Coup d'Etat / Abu Nidal (compilation)
release date: August 29, 1992
To speak of Muslimgauze is to evoke the musical spirit of Islam. For over ten years this solitary voice from Manchester has created a unique sound drawn from a mélange of Arabic and European instrumental music. From the very beginning the music has been based on drums and other percussion instruments. Recent advances have been attained through greater creative use of multi-track studios, but the core sound remains unchanged. Several tracks from the landmark "Abu Nidal" and "Coup d'Etat" albums constituted the first full length US release in 1988 (Soleilmoon : Sol 2).
Originally released in 1986/1987 in England, these two albums have been out of print for years and have never before been available on compact disc. "Abu Nidal/Coup d'Etat" is 72 minutes of rhythmic textures and hypnotic atmosphere, carrying the listener through the mountains and deserts of Islam, through shimmering heat waves and shifting sands. The intricate and mesmerizing textures created by Muslimgauze speak of cultures and peoples in conflict, of a time and place more imaginary than real.
Press release from Soleilmoon.
The following appeared on Concept.
This CD is the compilation of two albums "Coup d'Etat" and "Abu Nidal". It is a production of extreme politics and an international way to report on the situation of Islam in the world.
review by Cyrille Sottile
translation by T @ The Edge with the use of Power Translator
The following appeared on GRINDING into EMPTINESS.
I love pretty much everything I have heard from Muslimgauze, but this release just doesn't do it for me. It is decent, but very tribal. The part of Muslimgauze's music that I am normally most fond of -- the chaotic, noisy distortion -- is absent from this release. Generally, all the instruments used in "Coup D'Etat" are traditional Arabic instruments. Electronics are not present. I still enjoy parts of this release, but If I could do it over again, I would buy some more of Muslimgauze's newer material instead.
review by Scott Mallonee
This review originally appeared on G R I N D I N G i n t o E M P T I N E S S (2.08.98)
The following appears in All Music Guide.
The re-release of these two recordings, which had been long out of print at the time, brought some changes to what had been done before. The first side of Abu, the lengthy "Gulfwar," was left off entirely, while Coup's "Una Voca" was removed in favor of three other songs: "Tabula Rasa II" and "Tonton Macoutes II," sequels of sorts to the originals from Coup, and "Jarnail Singh," an otherwise unavailable song which, for the most part, gently lopes along to a nicely ambient background, right down to bird calls and other noises from nature. There's an odd little vocal/noise loop of a false ending to keep the listener a bit on edge, though! Meanwhile, the packaging was revamped to include a variety of new images from around the Muslim world.

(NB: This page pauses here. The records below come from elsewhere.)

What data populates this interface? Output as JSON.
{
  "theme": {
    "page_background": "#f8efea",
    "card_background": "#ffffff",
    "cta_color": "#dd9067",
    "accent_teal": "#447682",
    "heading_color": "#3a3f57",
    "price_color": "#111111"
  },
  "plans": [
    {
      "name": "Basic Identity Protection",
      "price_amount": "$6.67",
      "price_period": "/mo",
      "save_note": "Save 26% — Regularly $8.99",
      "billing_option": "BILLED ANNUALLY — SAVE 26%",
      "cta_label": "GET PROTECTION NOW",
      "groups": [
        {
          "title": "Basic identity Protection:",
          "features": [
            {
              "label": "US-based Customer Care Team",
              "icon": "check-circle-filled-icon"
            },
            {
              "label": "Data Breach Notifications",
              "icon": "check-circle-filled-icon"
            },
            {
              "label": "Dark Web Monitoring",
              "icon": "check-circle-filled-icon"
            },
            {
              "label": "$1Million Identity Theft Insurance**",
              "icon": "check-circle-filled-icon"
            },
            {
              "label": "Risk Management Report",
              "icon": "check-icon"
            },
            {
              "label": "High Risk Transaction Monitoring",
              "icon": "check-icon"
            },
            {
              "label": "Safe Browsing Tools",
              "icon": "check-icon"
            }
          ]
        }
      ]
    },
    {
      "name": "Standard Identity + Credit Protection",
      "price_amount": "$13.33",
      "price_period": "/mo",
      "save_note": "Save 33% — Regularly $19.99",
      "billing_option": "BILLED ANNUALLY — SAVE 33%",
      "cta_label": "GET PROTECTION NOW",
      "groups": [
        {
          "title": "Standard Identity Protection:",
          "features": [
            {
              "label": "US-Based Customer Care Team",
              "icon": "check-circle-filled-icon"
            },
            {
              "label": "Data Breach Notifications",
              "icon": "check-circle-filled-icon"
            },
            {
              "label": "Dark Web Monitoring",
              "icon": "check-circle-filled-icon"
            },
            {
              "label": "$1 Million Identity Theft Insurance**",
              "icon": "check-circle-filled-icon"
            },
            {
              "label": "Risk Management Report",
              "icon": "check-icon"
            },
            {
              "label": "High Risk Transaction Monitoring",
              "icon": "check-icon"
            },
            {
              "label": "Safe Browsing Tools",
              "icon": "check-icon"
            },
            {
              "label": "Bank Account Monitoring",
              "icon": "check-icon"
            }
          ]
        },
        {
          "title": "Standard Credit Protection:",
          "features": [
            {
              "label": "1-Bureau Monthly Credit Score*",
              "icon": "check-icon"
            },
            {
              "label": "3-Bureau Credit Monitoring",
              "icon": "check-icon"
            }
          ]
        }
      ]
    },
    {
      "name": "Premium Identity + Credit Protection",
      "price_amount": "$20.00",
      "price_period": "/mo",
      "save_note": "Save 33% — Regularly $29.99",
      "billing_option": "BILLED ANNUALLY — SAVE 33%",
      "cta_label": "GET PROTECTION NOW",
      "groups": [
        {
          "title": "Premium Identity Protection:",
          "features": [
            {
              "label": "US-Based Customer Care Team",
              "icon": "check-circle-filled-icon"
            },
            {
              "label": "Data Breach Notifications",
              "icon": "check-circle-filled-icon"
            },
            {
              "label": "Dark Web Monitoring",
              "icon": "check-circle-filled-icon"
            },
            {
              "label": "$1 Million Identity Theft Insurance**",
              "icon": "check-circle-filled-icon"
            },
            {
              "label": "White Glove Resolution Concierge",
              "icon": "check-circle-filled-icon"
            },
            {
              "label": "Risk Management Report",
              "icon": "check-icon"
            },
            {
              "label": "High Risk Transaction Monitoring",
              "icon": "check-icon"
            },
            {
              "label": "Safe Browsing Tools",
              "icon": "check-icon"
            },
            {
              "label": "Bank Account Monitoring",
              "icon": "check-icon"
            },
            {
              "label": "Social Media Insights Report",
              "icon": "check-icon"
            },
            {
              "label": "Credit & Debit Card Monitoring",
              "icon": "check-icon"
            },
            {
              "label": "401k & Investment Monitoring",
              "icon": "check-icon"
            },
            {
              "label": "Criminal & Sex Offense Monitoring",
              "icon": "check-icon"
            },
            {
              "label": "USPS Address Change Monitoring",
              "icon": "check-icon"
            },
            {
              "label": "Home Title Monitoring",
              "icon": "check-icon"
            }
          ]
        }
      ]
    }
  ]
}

review by Ned Raggett
All Music Guide
The following appears on iTunes.
The rougher, much more upfront drumming at the start of Tabula Rasa marks the album immediately as a slightly harsher Muslimgauze effort; while not as notably distorted as later releases, this steps away from the smoother sounds heard earlier the same year on Abu Nidal (though containing the initial percussion with a straightforward 4/4 disco pulse Is at once perversely amusing and marvellously catchy). what makes the album stand out all the more is the curious lack or Palestinian/Islamic-inspired titles or a statement of purpose; if anything, the album perhaps refers to the contemporaneous situation in Haiti, with song titles mostly in French and one specifically referring to the "Tonton Macoutes", the gangs of armed thugs used by the Duvalier government to keep the populace in check. For all this though, it's still Muslimgauze at base, and the music is recognisably his, if not quite as distinct here than elsewhere; in spots his knack for compelling music via repetition deserts him, resulting in grooves that go on far too long. When he's spot on, though, it all works wonderfully, as with the electronic/acoustic echoes in the background of "Emeute" or the wind instruments and clattering percussion which carries "Degage". Slightly unexpected touches like the layered flute sounds which begin "Sapere Aude", drenched in reverb and made all the more beautiful while, thanks to the relentless rhythm in the arrangement, not sounding at all like bad new-age hash, definitely make this album something worth looking into.
see also Abu Nidal & Coup d'Etat
September 26, 2020